** What to produce **
Give the listing again exactly as written.

** Supplied records **
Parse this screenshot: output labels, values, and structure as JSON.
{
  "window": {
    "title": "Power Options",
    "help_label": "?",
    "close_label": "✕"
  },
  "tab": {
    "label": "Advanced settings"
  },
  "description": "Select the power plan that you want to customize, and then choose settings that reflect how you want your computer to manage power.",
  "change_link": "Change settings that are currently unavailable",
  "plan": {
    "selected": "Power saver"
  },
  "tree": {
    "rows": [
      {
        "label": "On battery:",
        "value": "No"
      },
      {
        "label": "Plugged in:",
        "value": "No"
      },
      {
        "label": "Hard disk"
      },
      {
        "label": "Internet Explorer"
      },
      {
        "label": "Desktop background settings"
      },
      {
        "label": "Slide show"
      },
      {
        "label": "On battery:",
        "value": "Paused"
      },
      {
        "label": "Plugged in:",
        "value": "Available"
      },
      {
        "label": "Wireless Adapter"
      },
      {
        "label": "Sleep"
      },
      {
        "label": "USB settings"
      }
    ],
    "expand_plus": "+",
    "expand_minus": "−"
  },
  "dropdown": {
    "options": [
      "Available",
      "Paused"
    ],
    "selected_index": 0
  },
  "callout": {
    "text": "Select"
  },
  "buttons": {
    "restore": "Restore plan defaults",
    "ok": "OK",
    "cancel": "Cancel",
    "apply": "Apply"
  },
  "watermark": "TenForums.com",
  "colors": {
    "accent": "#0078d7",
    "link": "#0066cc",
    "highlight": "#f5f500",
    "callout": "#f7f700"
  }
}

** Problem solution **
Parse this screenshot: output labels, values, and structure as JSON.
{
  "window": {
    "title": "Power Options",
    "help_label": "?",
    "close_label": "✕"
  },
  "tab": {
    "label": "Advanced settings"
  },
  "description": "Select the power plan that you want to customize, and then choose settings that reflect how you want your computer to manage power.",
  "change_link": "Change settings that are currently unavailable",
  "plan": {
    "selected": "Power saver"
  },
  "tree": {
    "rows": [
      {
        "label": "On battery:",
        "value": "No"
      },
      {
        "label": "Plugged in:",
        "value": "No"
      },
      {
        "label": "Hard disk"
      },
      {
        "label": "Internet Explorer"
      },
      {
        "label": "Desktop background settings"
      },
      {
        "label": "Slide show"
      },
      {
        "label": "On battery:",
        "value": "Paused"
      },
      {
        "label": "Plugged in:",
        "value": "Available"
      },
      {
        "label": "Wireless Adapter"
      },
      {
        "label": "Sleep"
      },
      {
        "label": "USB settings"
      }
    ],
    "expand_plus": "+",
    "expand_minus": "−"
  },
  "dropdown": {
    "options": [
      "Available",
      "Paused"
    ],
    "selected_index": 0
  },
  "callout": {
    "text": "Select"
  },
  "buttons": {
    "restore": "Restore plan defaults",
    "ok": "OK",
    "cancel": "Cancel",
    "apply": "Apply"
  },
  "watermark": "TenForums.com",
  "colors": {
    "accent": "#0078d7",
    "link": "#0066cc",
    "highlight": "#f5f500",
    "callout": "#f7f700"
  }
}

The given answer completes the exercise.